§ Prompt: Drop the pictures and repeat the remaining data exactly.

§ Material for this task:
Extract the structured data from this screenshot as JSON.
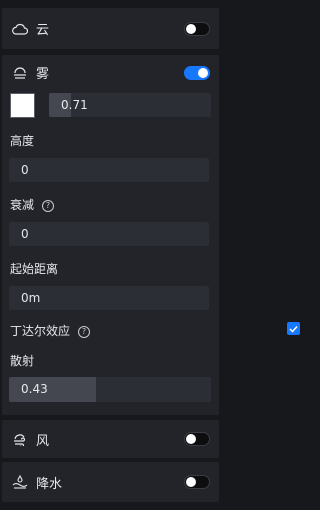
{
  "cloud": {
    "label": "云",
    "icon": "cloud-icon",
    "enabled": false
  },
  "fog": {
    "label": "雾",
    "icon": "fog-icon",
    "enabled": true,
    "color": "#ffffff",
    "opacity": {
      "value": "0.71",
      "fraction": 0.71
    },
    "height": {
      "label": "高度",
      "value": "0"
    },
    "attenuation": {
      "label": "衰减",
      "value": "0"
    },
    "start_distance": {
      "label": "起始距离",
      "value": "0m"
    },
    "tyndall": {
      "label": "丁达尔效应",
      "checked": true
    },
    "scatter": {
      "label": "散射",
      "value": "0.43",
      "fraction": 0.43
    }
  },
  "wind": {
    "label": "风",
    "icon": "wind-icon",
    "enabled": false
  },
  "precipitation": {
    "label": "降水",
    "icon": "precipitation-icon",
    "enabled": false
  },
  "colors": {
    "accent": "#1677ff",
    "panel": "#232429",
    "field": "#2c2e35",
    "background": "#17181c"
  }
}
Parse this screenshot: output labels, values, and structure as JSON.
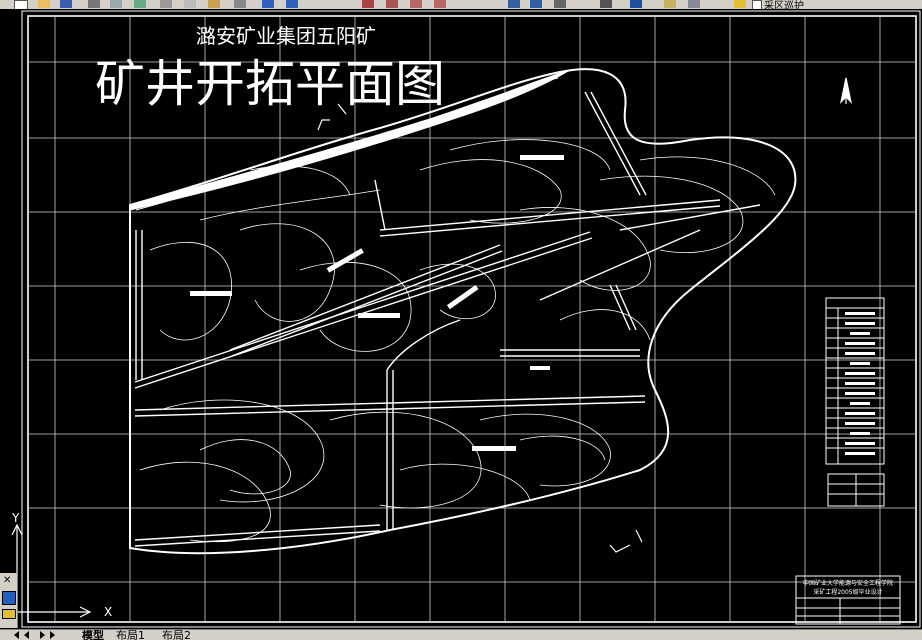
{
  "toolbar": {
    "layer_label": "采区巡护"
  },
  "drawing": {
    "subtitle": "潞安矿业集团五阳矿",
    "title": "矿井开拓平面图",
    "title_block": {
      "line1": "中国矿业大学能源与安全工程学院",
      "line2": "采矿工程2005级毕业设计"
    },
    "section_mark_top": "I",
    "section_mark_bottom": "I"
  },
  "ucs": {
    "x_label": "X",
    "y_label": "Y"
  },
  "tabs": {
    "model": "模型",
    "layout1": "布局1",
    "layout2": "布局2"
  },
  "colors": {
    "background": "#000000",
    "lines": "#ffffff",
    "grid": "#cfcfcf",
    "chrome": "#d4d0c8"
  }
}
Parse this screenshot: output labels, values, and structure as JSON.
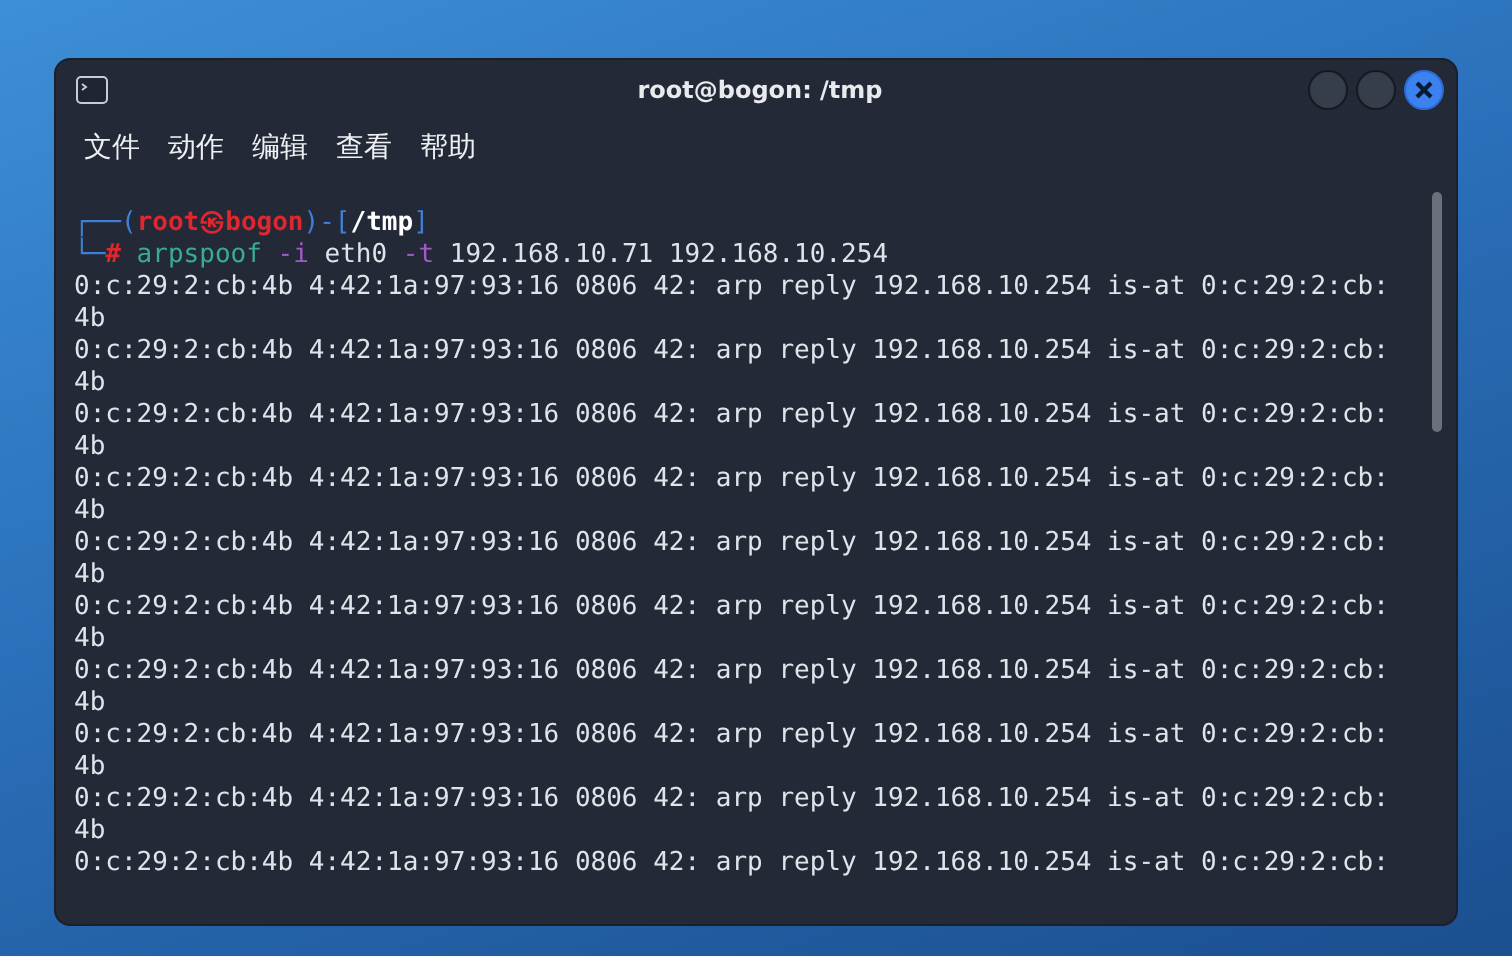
{
  "window": {
    "title": "root@bogon: /tmp"
  },
  "menu": [
    "文件",
    "动作",
    "编辑",
    "查看",
    "帮助"
  ],
  "terminal": {
    "prompt": [
      [
        {
          "text": "┌──(",
          "kind": "frame"
        },
        {
          "text": "root㉿bogon",
          "kind": "user"
        },
        {
          "text": ")-[",
          "kind": "frame"
        },
        {
          "text": "/tmp",
          "kind": "path"
        },
        {
          "text": "]",
          "kind": "frame"
        }
      ],
      [
        {
          "text": "└─",
          "kind": "frame"
        },
        {
          "text": "#",
          "kind": "user"
        },
        {
          "text": " arpspoof",
          "kind": "command"
        },
        {
          "text": " -i",
          "kind": "option"
        },
        {
          "text": " eth0",
          "kind": "plain"
        },
        {
          "text": " -t",
          "kind": "option"
        },
        {
          "text": " 192.168.10.71 192.168.10.254",
          "kind": "plain"
        }
      ]
    ],
    "output": [
      "0:c:29:2:cb:4b 4:42:1a:97:93:16 0806 42: arp reply 192.168.10.254 is-at 0:c:29:2:cb:",
      "4b",
      "0:c:29:2:cb:4b 4:42:1a:97:93:16 0806 42: arp reply 192.168.10.254 is-at 0:c:29:2:cb:",
      "4b",
      "0:c:29:2:cb:4b 4:42:1a:97:93:16 0806 42: arp reply 192.168.10.254 is-at 0:c:29:2:cb:",
      "4b",
      "0:c:29:2:cb:4b 4:42:1a:97:93:16 0806 42: arp reply 192.168.10.254 is-at 0:c:29:2:cb:",
      "4b",
      "0:c:29:2:cb:4b 4:42:1a:97:93:16 0806 42: arp reply 192.168.10.254 is-at 0:c:29:2:cb:",
      "4b",
      "0:c:29:2:cb:4b 4:42:1a:97:93:16 0806 42: arp reply 192.168.10.254 is-at 0:c:29:2:cb:",
      "4b",
      "0:c:29:2:cb:4b 4:42:1a:97:93:16 0806 42: arp reply 192.168.10.254 is-at 0:c:29:2:cb:",
      "4b",
      "0:c:29:2:cb:4b 4:42:1a:97:93:16 0806 42: arp reply 192.168.10.254 is-at 0:c:29:2:cb:",
      "4b",
      "0:c:29:2:cb:4b 4:42:1a:97:93:16 0806 42: arp reply 192.168.10.254 is-at 0:c:29:2:cb:",
      "4b",
      "0:c:29:2:cb:4b 4:42:1a:97:93:16 0806 42: arp reply 192.168.10.254 is-at 0:c:29:2:cb:"
    ]
  }
}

§ Output for this exercise:
Extract the structured data from this screenshot as JSON.
{
  "cloud": {
    "label": "云",
    "icon": "cloud-icon",
    "enabled": false
  },
  "fog": {
    "label": "雾",
    "icon": "fog-icon",
    "enabled": true,
    "color": "#ffffff",
    "opacity": {
      "value": "0.71",
      "fraction": 0.71
    },
    "height": {
      "label": "高度",
      "value": "0"
    },
    "attenuation": {
      "label": "衰减",
      "value": "0"
    },
    "start_distance": {
      "label": "起始距离",
      "value": "0m"
    },
    "tyndall": {
      "label": "丁达尔效应",
      "checked": true
    },
    "scatter": {
      "label": "散射",
      "value": "0.43",
      "fraction": 0.43
    }
  },
  "wind": {
    "label": "风",
    "icon": "wind-icon",
    "enabled": false
  },
  "precipitation": {
    "label": "降水",
    "icon": "precipitation-icon",
    "enabled": false
  },
  "colors": {
    "accent": "#1677ff",
    "panel": "#232429",
    "field": "#2c2e35",
    "background": "#17181c"
  }
}
Parse this screenshot: output labels, values, and structure as JSON.
{
  "toolbar": {
    "layer_label": "采区巡护"
  },
  "drawing": {
    "subtitle": "潞安矿业集团五阳矿",
    "title": "矿井开拓平面图",
    "title_block": {
      "line1": "中国矿业大学能源与安全工程学院",
      "line2": "采矿工程2005级毕业设计"
    },
    "section_mark_top": "I",
    "section_mark_bottom": "I"
  },
  "ucs": {
    "x_label": "X",
    "y_label": "Y"
  },
  "tabs": {
    "model": "模型",
    "layout1": "布局1",
    "layout2": "布局2"
  },
  "colors": {
    "background": "#000000",
    "lines": "#ffffff",
    "grid": "#cfcfcf",
    "chrome": "#d4d0c8"
  }
}
Parse this screenshot: output labels, values, and structure as JSON.
{
  "window": {
    "title": "root@bogon: /tmp"
  },
  "menu": [
    "文件",
    "动作",
    "编辑",
    "查看",
    "帮助"
  ],
  "terminal": {
    "prompt": [
      [
        {
          "text": "┌──(",
          "kind": "frame"
        },
        {
          "text": "root㉿bogon",
          "kind": "user"
        },
        {
          "text": ")-[",
          "kind": "frame"
        },
        {
          "text": "/tmp",
          "kind": "path"
        },
        {
          "text": "]",
          "kind": "frame"
        }
      ],
      [
        {
          "text": "└─",
          "kind": "frame"
        },
        {
          "text": "#",
          "kind": "user"
        },
        {
          "text": " arpspoof",
          "kind": "command"
        },
        {
          "text": " -i",
          "kind": "option"
        },
        {
          "text": " eth0",
          "kind": "plain"
        },
        {
          "text": " -t",
          "kind": "option"
        },
        {
          "text": " 192.168.10.71 192.168.10.254",
          "kind": "plain"
        }
      ]
    ],
    "output": [
      "0:c:29:2:cb:4b 4:42:1a:97:93:16 0806 42: arp reply 192.168.10.254 is-at 0:c:29:2:cb:",
      "4b",
      "0:c:29:2:cb:4b 4:42:1a:97:93:16 0806 42: arp reply 192.168.10.254 is-at 0:c:29:2:cb:",
      "4b",
      "0:c:29:2:cb:4b 4:42:1a:97:93:16 0806 42: arp reply 192.168.10.254 is-at 0:c:29:2:cb:",
      "4b",
      "0:c:29:2:cb:4b 4:42:1a:97:93:16 0806 42: arp reply 192.168.10.254 is-at 0:c:29:2:cb:",
      "4b",
      "0:c:29:2:cb:4b 4:42:1a:97:93:16 0806 42: arp reply 192.168.10.254 is-at 0:c:29:2:cb:",
      "4b",
      "0:c:29:2:cb:4b 4:42:1a:97:93:16 0806 42: arp reply 192.168.10.254 is-at 0:c:29:2:cb:",
      "4b",
      "0:c:29:2:cb:4b 4:42:1a:97:93:16 0806 42: arp reply 192.168.10.254 is-at 0:c:29:2:cb:",
      "4b",
      "0:c:29:2:cb:4b 4:42:1a:97:93:16 0806 42: arp reply 192.168.10.254 is-at 0:c:29:2:cb:",
      "4b",
      "0:c:29:2:cb:4b 4:42:1a:97:93:16 0806 42: arp reply 192.168.10.254 is-at 0:c:29:2:cb:",
      "4b",
      "0:c:29:2:cb:4b 4:42:1a:97:93:16 0806 42: arp reply 192.168.10.254 is-at 0:c:29:2:cb:"
    ]
  }
}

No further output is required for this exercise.